Form guide

West Indies WLLLL (last five completed matches, most recent first)

In the spotlight

Rishabh Pant has been quicker to establish himself in Tests than in the formats he was presumably more suited to. Virender Sehwag had baffled similarly through his career. While the benefits of attacking fields in Tests are high for attacking batsmen, should they get going, somehow it seems to influence shot selection, which both in Sehwag's and Pant's case - so far - have been better in the longer format. Pant showed enormous restraint in the World Cup semi-final against New Zealand before losing patience against the spin of Mitchell Santner, a shot that came in for heavy criticism. He followed that up with a first-ball top-edged sweep against Sunil Narine in the first T20I, which briefly gave West Indies an opening. However, just when the pressure was building, he chaperoned a tricky chase in the final T20I to earn praise from his captain. If he can build on that performance in the coming ODIs, India's future plans will become easier to chalk out.
The future will be shaped now and West Indies have their hopes pinned on youngsters like John Campbell. Campbell started with that record-breaking stand with Shai Hope against Ireland before the World Cup, but far from building on that, hasn't done anything of note since, signified by a total of 21 runs in his next four innings. He was slightly unlucky to miss out on the last two T20Is against India, after he swept one cleanly but found the fielder on the boundary off just his second ball in the first match. With Gayle's days numbered, this could be Campbell's opportunity to feed off West Indies' second most successful batsman in ODIs, before the baton is passed on to him.

Team news

West Indies will have to choose between Evin Lewis and John Campbell at the top to partner Chris Gayle.
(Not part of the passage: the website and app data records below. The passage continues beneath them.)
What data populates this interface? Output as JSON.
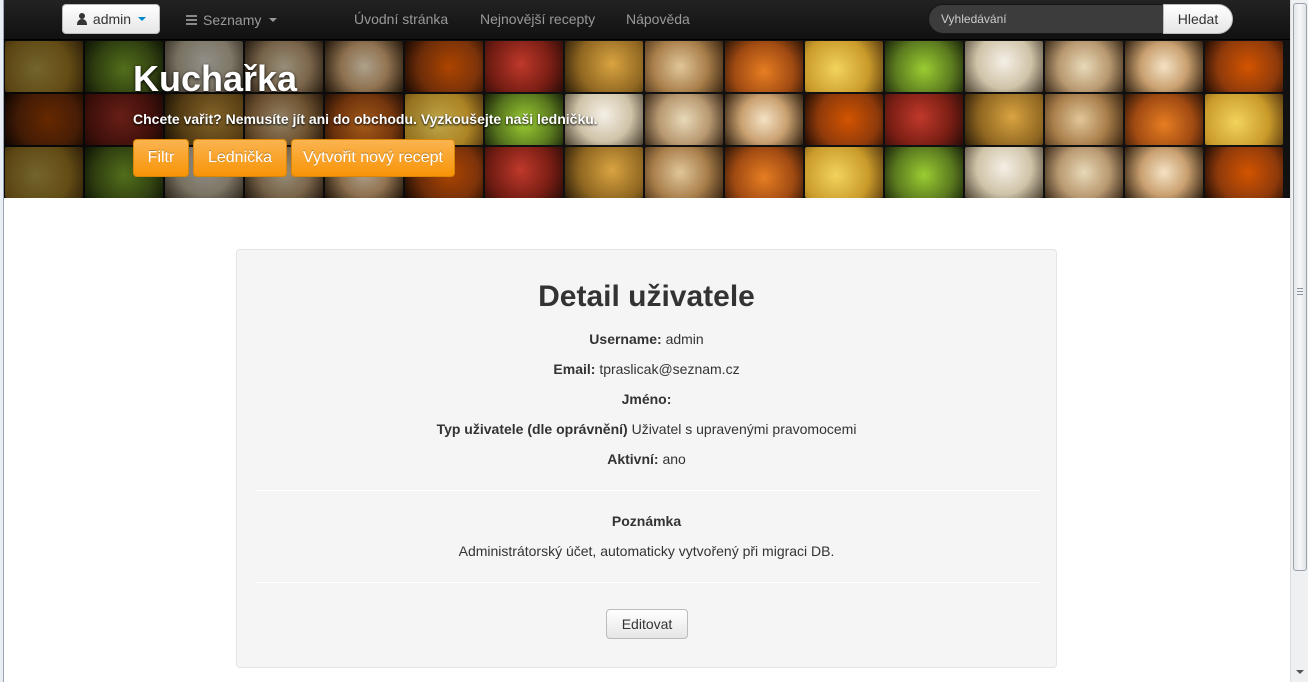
{
  "navbar": {
    "user_menu": "admin",
    "lists_menu": "Seznamy",
    "links": [
      "Úvodní stránka",
      "Nejnovější recepty",
      "Nápověda"
    ],
    "search_placeholder": "Vyhledávání",
    "search_button": "Hledat"
  },
  "hero": {
    "title": "Kuchařka",
    "subtitle": "Chcete vařit? Nemusíte jít ani do obchodu. Vyzkoušejte naši ledničku.",
    "buttons": [
      "Filtr",
      "Lednička",
      "Vytvořit nový recept"
    ]
  },
  "detail": {
    "title": "Detail uživatele",
    "username_label": "Username:",
    "username": "admin",
    "email_label": "Email:",
    "email": "tpraslicak@seznam.cz",
    "name_label": "Jméno:",
    "name": "",
    "type_label": "Typ uživatele (dle oprávnění)",
    "type": "Uživatel s upravenými pravomocemi",
    "active_label": "Aktivní:",
    "active": "ano",
    "note_label": "Poznámka",
    "note": "Administrátorský účet, automaticky vytvořený při migraci DB.",
    "edit_button": "Editovat"
  },
  "colors": {
    "accent": "#f89406",
    "navbar": "#1b1b1b",
    "card_bg": "#f5f5f5"
  }
}
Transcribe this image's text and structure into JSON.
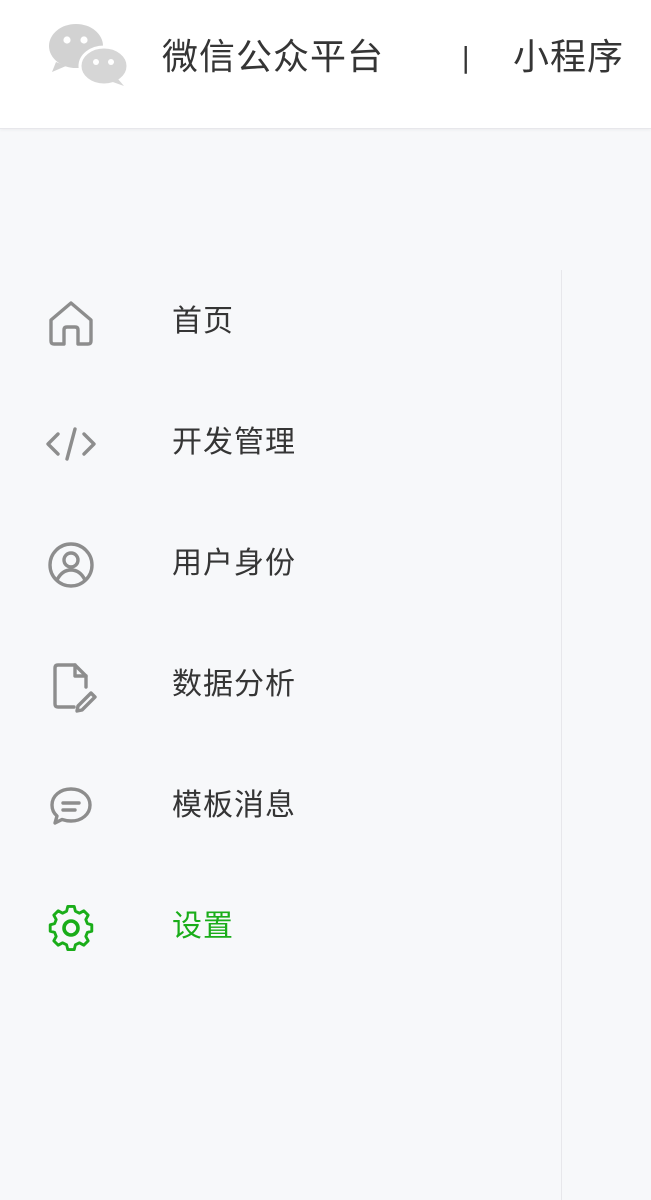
{
  "header": {
    "brand_name": "微信公众平台",
    "separator": "|",
    "product": "小程序",
    "logo_icon": "wechat-logo-icon"
  },
  "menu": {
    "items": [
      {
        "label": "首页",
        "icon": "home-icon",
        "active": false
      },
      {
        "label": "开发管理",
        "icon": "code-icon",
        "active": false
      },
      {
        "label": "用户身份",
        "icon": "user-circle-icon",
        "active": false
      },
      {
        "label": "数据分析",
        "icon": "document-edit-icon",
        "active": false
      },
      {
        "label": "模板消息",
        "icon": "message-bubble-icon",
        "active": false
      },
      {
        "label": "设置",
        "icon": "gear-icon",
        "active": true
      }
    ]
  },
  "colors": {
    "active": "#1aad19",
    "icon_gray": "#8d8d8d",
    "text": "#353535",
    "sidebar_bg": "#f7f8fa",
    "divider": "#e7e7eb"
  }
}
Roston Chase could be the only spinner as he can bat in the top seven, allowing them to field a strong pace attack, which was their strength in the home series against England.
West Indies (probable): 1 Chris Gayle, 2 Evin Lewis/John Campbell, 3 Shai Hope (wk), 4 Shimron Hetmyer, 5 Nicholas Pooran, 6 Roston Chase, 7 Jason Holder (capt), 8 Keemo Paul, 9 Kemar Roach, 10 Oshane Thomas, 11 Sheldon Cottrell
In the absence of Hardik Pandya, Ravindra Jadeja's recent batting form means he will be an easy swap as the genuine allrounder batting at No.7. That might mean that India pick three seamers and one of Kuldeep Yadav and Yuzvendra Chahal as the second spinner. The third-seamer spot, in that case, will be a toss up between Navdeep Saini and Khaleel Ahmed. The batting line-up might be determined by whether India are confident going in with just five bowlers.
India (Probable): 1 Rohit Sharma, 2 Shikhar Dhawan, 3 Virat Kohli (capt), 4 KL Rahul, 5 Manish Pandey/Kedar Jadhav/Shreyas Iyer, 6 Rishabh Pant (wk) 7 Ravindra Jadeja, 8 Bhuvneshwar Kumar, 9 Mohammed Shami, 10 Khaleel Ahmed/Navdeep Saini, Kuldeep Yadav/Yuzvendra Chahal

Pitch and conditions

With a couple of morning showers predicted, bowling first could have its advantages. But going by the slowness of the wicket in the final T20I, chasing could prove equally challenging, should the team batting first manage a reasonable total.

Stats and trivia

  • Gayle is 12 short of Brian Lara's tally of 10,405 ODI runs, the most by a West Indies batsman.
  • Kuldeep Yadav has taken 93 wickets in 51 ODIs, which leaves him four matches to beat Mohammed Shami and become the fastest from India to hundred ODI wickets